DATASET CONTENT:
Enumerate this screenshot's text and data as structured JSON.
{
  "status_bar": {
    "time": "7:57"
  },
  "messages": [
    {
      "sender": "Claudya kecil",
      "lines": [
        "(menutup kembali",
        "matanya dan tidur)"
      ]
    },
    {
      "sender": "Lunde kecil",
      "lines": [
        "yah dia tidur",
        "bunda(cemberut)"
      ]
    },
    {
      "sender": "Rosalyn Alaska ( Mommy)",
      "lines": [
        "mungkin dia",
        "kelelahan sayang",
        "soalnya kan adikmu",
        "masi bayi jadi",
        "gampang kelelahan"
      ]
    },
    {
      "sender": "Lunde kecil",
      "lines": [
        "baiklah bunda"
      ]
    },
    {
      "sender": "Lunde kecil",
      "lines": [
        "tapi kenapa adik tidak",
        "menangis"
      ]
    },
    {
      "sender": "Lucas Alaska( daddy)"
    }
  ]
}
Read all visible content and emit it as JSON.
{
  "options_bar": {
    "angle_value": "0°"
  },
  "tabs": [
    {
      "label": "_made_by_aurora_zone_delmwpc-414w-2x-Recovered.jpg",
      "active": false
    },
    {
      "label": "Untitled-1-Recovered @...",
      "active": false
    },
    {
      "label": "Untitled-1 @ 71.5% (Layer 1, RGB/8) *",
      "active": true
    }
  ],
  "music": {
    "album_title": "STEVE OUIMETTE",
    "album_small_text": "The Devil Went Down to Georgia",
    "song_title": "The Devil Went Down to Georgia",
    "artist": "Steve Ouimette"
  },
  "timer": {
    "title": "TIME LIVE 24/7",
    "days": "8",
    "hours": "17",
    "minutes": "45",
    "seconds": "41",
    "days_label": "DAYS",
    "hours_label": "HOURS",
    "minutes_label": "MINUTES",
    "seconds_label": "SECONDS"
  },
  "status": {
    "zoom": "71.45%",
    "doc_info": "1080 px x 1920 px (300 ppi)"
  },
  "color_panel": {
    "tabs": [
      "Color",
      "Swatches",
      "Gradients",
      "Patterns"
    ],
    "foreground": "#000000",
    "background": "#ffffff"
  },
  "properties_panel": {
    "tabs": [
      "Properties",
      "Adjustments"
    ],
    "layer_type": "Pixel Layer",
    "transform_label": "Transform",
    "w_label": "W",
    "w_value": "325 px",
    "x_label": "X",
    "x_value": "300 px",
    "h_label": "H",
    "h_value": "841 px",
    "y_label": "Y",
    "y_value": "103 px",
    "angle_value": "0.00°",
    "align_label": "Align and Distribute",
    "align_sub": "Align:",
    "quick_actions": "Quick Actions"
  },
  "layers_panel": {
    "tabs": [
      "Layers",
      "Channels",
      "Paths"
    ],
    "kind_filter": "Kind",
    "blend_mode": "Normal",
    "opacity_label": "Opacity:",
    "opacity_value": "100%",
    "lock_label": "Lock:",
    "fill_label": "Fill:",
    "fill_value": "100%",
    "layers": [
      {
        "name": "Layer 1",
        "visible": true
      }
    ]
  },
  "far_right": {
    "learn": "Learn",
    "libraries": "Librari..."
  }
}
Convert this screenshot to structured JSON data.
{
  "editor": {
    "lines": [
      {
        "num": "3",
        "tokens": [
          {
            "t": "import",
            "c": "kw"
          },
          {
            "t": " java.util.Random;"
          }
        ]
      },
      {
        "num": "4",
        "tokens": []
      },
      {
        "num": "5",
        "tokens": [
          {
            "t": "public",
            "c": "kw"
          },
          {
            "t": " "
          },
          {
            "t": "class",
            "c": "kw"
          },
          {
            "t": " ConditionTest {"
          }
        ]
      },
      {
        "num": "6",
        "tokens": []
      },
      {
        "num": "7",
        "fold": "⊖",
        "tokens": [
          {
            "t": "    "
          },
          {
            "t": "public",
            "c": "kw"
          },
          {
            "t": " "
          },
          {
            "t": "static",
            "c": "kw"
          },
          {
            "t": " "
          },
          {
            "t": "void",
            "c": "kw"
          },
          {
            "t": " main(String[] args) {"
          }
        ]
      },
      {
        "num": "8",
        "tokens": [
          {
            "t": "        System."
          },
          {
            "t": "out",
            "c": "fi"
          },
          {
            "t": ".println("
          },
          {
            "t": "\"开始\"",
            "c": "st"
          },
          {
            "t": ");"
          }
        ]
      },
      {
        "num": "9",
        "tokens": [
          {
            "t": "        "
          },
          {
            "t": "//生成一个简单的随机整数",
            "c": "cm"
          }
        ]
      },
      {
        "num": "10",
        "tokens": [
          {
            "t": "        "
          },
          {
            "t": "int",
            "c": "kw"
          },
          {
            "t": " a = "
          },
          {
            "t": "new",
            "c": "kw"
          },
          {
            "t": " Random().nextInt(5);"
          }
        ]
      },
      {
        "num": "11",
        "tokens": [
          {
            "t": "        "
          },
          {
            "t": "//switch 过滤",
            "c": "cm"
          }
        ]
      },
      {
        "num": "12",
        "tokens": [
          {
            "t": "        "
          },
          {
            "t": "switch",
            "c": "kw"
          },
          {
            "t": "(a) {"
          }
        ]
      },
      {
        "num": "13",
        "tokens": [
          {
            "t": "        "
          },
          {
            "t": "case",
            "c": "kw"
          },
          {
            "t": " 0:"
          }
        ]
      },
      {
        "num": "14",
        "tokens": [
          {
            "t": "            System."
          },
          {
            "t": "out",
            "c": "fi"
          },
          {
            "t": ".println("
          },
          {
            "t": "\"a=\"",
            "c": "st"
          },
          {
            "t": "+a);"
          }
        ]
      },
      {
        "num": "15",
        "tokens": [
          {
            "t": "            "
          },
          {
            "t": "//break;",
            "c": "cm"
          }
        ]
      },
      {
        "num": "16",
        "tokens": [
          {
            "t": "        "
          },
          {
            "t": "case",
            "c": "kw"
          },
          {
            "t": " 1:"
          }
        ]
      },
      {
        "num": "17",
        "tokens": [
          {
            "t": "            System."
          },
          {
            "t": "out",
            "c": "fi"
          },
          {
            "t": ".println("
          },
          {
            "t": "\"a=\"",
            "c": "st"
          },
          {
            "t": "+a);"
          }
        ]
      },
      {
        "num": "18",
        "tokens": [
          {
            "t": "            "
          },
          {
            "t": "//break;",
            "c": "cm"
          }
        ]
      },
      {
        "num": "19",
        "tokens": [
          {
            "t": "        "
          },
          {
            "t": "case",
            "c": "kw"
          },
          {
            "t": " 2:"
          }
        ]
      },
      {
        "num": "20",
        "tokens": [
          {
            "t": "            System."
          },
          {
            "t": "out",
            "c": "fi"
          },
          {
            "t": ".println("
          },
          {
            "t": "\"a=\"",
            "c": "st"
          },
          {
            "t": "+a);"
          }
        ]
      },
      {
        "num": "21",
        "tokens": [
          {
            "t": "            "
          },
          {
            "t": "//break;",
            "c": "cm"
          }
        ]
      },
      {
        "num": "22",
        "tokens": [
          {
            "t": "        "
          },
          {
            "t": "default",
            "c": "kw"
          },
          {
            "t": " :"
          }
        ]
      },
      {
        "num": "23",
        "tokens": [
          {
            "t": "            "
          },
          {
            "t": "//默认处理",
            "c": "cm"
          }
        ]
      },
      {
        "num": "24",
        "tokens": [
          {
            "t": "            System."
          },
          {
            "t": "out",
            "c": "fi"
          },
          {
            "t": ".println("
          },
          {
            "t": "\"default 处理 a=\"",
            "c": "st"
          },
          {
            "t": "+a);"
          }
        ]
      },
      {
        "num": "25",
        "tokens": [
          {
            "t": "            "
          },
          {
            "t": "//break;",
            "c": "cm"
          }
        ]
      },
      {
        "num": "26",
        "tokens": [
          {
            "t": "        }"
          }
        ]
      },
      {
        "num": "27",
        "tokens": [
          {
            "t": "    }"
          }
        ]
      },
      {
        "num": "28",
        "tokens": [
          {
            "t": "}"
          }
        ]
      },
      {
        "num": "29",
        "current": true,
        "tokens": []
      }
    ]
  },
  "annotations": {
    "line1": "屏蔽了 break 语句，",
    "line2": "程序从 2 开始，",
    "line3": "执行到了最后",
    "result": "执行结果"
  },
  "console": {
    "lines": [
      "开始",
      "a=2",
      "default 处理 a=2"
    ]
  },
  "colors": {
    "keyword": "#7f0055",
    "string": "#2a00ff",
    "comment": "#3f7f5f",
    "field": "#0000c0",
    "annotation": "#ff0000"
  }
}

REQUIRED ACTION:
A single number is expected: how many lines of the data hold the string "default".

RESPONSE TO THE TASK:
3